(App and web page records)
=== Begin Enclosure ===

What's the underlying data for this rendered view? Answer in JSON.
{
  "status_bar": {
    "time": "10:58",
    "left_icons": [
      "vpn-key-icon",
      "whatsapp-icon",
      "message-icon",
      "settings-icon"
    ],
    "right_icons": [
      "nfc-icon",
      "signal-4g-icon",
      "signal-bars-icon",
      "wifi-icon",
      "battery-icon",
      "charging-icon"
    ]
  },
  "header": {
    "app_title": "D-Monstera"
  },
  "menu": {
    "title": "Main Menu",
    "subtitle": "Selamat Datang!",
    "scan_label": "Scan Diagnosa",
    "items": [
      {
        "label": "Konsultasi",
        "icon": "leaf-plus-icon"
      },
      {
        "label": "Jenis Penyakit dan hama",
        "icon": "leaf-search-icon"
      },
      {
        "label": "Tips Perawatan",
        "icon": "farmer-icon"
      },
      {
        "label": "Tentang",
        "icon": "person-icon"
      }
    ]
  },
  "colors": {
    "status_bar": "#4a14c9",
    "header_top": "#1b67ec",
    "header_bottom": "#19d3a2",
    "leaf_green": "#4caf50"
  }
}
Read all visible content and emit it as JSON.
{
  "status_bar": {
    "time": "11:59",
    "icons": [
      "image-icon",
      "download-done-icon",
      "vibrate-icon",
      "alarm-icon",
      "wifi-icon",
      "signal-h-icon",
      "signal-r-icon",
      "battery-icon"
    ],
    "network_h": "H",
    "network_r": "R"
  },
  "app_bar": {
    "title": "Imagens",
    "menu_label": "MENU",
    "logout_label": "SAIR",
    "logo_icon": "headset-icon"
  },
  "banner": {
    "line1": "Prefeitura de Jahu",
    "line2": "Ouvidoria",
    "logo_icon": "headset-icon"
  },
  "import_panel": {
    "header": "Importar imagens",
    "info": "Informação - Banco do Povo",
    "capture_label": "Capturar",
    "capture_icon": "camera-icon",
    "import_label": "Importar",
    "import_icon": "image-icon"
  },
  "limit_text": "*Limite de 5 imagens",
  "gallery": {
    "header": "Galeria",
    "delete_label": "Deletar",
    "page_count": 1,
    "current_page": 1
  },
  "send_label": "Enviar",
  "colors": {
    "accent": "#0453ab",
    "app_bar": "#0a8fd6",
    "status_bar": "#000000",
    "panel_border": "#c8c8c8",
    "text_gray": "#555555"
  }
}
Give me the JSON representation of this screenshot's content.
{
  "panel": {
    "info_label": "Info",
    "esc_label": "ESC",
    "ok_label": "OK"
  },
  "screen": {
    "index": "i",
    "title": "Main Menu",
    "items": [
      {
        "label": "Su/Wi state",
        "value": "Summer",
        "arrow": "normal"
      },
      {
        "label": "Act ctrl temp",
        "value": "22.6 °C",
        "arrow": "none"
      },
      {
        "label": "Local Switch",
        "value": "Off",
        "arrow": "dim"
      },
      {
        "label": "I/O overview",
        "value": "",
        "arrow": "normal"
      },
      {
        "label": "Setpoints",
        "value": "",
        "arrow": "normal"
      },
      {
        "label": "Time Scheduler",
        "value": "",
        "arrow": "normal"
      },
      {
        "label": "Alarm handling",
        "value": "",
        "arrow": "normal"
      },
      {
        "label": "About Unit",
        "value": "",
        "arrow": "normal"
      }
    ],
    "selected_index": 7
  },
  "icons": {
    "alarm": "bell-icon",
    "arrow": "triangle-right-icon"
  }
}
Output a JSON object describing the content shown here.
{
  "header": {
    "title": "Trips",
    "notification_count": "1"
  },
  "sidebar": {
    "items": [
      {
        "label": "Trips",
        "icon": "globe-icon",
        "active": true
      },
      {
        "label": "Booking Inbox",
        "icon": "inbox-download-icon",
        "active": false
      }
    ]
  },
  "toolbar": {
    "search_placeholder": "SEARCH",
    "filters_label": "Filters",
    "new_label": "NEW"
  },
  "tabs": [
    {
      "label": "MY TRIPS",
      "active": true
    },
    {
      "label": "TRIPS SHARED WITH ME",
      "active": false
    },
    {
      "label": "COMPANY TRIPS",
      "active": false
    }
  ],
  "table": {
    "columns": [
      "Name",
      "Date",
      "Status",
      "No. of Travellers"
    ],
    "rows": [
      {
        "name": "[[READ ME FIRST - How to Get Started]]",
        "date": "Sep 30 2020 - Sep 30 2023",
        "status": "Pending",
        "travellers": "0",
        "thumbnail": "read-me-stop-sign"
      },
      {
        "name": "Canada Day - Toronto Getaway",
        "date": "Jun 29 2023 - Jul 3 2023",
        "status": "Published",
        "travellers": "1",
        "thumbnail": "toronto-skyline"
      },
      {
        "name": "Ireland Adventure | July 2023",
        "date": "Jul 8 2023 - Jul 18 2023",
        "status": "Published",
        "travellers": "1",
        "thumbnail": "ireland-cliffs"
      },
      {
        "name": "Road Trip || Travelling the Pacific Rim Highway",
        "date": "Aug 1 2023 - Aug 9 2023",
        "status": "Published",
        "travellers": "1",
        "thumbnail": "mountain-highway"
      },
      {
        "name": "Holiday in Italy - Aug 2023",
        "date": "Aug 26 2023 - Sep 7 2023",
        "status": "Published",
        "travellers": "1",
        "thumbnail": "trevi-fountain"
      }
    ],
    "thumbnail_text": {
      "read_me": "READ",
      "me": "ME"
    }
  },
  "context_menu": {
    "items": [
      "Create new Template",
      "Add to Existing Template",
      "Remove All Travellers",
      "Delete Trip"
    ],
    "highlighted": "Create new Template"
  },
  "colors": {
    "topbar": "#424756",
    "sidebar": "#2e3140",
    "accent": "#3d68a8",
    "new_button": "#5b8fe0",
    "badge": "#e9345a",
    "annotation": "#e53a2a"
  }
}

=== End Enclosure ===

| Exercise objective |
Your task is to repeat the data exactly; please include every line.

| Task solution |
What's the underlying data for this rendered view? Answer in JSON.
{
  "status_bar": {
    "time": "10:58",
    "left_icons": [
      "vpn-key-icon",
      "whatsapp-icon",
      "message-icon",
      "settings-icon"
    ],
    "right_icons": [
      "nfc-icon",
      "signal-4g-icon",
      "signal-bars-icon",
      "wifi-icon",
      "battery-icon",
      "charging-icon"
    ]
  },
  "header": {
    "app_title": "D-Monstera"
  },
  "menu": {
    "title": "Main Menu",
    "subtitle": "Selamat Datang!",
    "scan_label": "Scan Diagnosa",
    "items": [
      {
        "label": "Konsultasi",
        "icon": "leaf-plus-icon"
      },
      {
        "label": "Jenis Penyakit dan hama",
        "icon": "leaf-search-icon"
      },
      {
        "label": "Tips Perawatan",
        "icon": "farmer-icon"
      },
      {
        "label": "Tentang",
        "icon": "person-icon"
      }
    ]
  },
  "colors": {
    "status_bar": "#4a14c9",
    "header_top": "#1b67ec",
    "header_bottom": "#19d3a2",
    "leaf_green": "#4caf50"
  }
}
Read all visible content and emit it as JSON.
{
  "status_bar": {
    "time": "11:59",
    "icons": [
      "image-icon",
      "download-done-icon",
      "vibrate-icon",
      "alarm-icon",
      "wifi-icon",
      "signal-h-icon",
      "signal-r-icon",
      "battery-icon"
    ],
    "network_h": "H",
    "network_r": "R"
  },
  "app_bar": {
    "title": "Imagens",
    "menu_label": "MENU",
    "logout_label": "SAIR",
    "logo_icon": "headset-icon"
  },
  "banner": {
    "line1": "Prefeitura de Jahu",
    "line2": "Ouvidoria",
    "logo_icon": "headset-icon"
  },
  "import_panel": {
    "header": "Importar imagens",
    "info": "Informação - Banco do Povo",
    "capture_label": "Capturar",
    "capture_icon": "camera-icon",
    "import_label": "Importar",
    "import_icon": "image-icon"
  },
  "limit_text": "*Limite de 5 imagens",
  "gallery": {
    "header": "Galeria",
    "delete_label": "Deletar",
    "page_count": 1,
    "current_page": 1
  },
  "send_label": "Enviar",
  "colors": {
    "accent": "#0453ab",
    "app_bar": "#0a8fd6",
    "status_bar": "#000000",
    "panel_border": "#c8c8c8",
    "text_gray": "#555555"
  }
}
Give me the JSON representation of this screenshot's content.
{
  "panel": {
    "info_label": "Info",
    "esc_label": "ESC",
    "ok_label": "OK"
  },
  "screen": {
    "index": "i",
    "title": "Main Menu",
    "items": [
      {
        "label": "Su/Wi state",
        "value": "Summer",
        "arrow": "normal"
      },
      {
        "label": "Act ctrl temp",
        "value": "22.6 °C",
        "arrow": "none"
      },
      {
        "label": "Local Switch",
        "value": "Off",
        "arrow": "dim"
      },
      {
        "label": "I/O overview",
        "value": "",
        "arrow": "normal"
      },
      {
        "label": "Setpoints",
        "value": "",
        "arrow": "normal"
      },
      {
        "label": "Time Scheduler",
        "value": "",
        "arrow": "normal"
      },
      {
        "label": "Alarm handling",
        "value": "",
        "arrow": "normal"
      },
      {
        "label": "About Unit",
        "value": "",
        "arrow": "normal"
      }
    ],
    "selected_index": 7
  },
  "icons": {
    "alarm": "bell-icon",
    "arrow": "triangle-right-icon"
  }
}
Output a JSON object describing the content shown here.
{
  "header": {
    "title": "Trips",
    "notification_count": "1"
  },
  "sidebar": {
    "items": [
      {
        "label": "Trips",
        "icon": "globe-icon",
        "active": true
      },
      {
        "label": "Booking Inbox",
        "icon": "inbox-download-icon",
        "active": false
      }
    ]
  },
  "toolbar": {
    "search_placeholder": "SEARCH",
    "filters_label": "Filters",
    "new_label": "NEW"
  },
  "tabs": [
    {
      "label": "MY TRIPS",
      "active": true
    },
    {
      "label": "TRIPS SHARED WITH ME",
      "active": false
    },
    {
      "label": "COMPANY TRIPS",
      "active": false
    }
  ],
  "table": {
    "columns": [
      "Name",
      "Date",
      "Status",
      "No. of Travellers"
    ],
    "rows": [
      {
        "name": "[[READ ME FIRST - How to Get Started]]",
        "date": "Sep 30 2020 - Sep 30 2023",
        "status": "Pending",
        "travellers": "0",
        "thumbnail": "read-me-stop-sign"
      },
      {
        "name": "Canada Day - Toronto Getaway",
        "date": "Jun 29 2023 - Jul 3 2023",
        "status": "Published",
        "travellers": "1",
        "thumbnail": "toronto-skyline"
      },
      {
        "name": "Ireland Adventure | July 2023",
        "date": "Jul 8 2023 - Jul 18 2023",
        "status": "Published",
        "travellers": "1",
        "thumbnail": "ireland-cliffs"
      },
      {
        "name": "Road Trip || Travelling the Pacific Rim Highway",
        "date": "Aug 1 2023 - Aug 9 2023",
        "status": "Published",
        "travellers": "1",
        "thumbnail": "mountain-highway"
      },
      {
        "name": "Holiday in Italy - Aug 2023",
        "date": "Aug 26 2023 - Sep 7 2023",
        "status": "Published",
        "travellers": "1",
        "thumbnail": "trevi-fountain"
      }
    ],
    "thumbnail_text": {
      "read_me": "READ",
      "me": "ME"
    }
  },
  "context_menu": {
    "items": [
      "Create new Template",
      "Add to Existing Template",
      "Remove All Travellers",
      "Delete Trip"
    ],
    "highlighted": "Create new Template"
  },
  "colors": {
    "topbar": "#424756",
    "sidebar": "#2e3140",
    "accent": "#3d68a8",
    "new_button": "#5b8fe0",
    "badge": "#e9345a",
    "annotation": "#e53a2a"
  }
}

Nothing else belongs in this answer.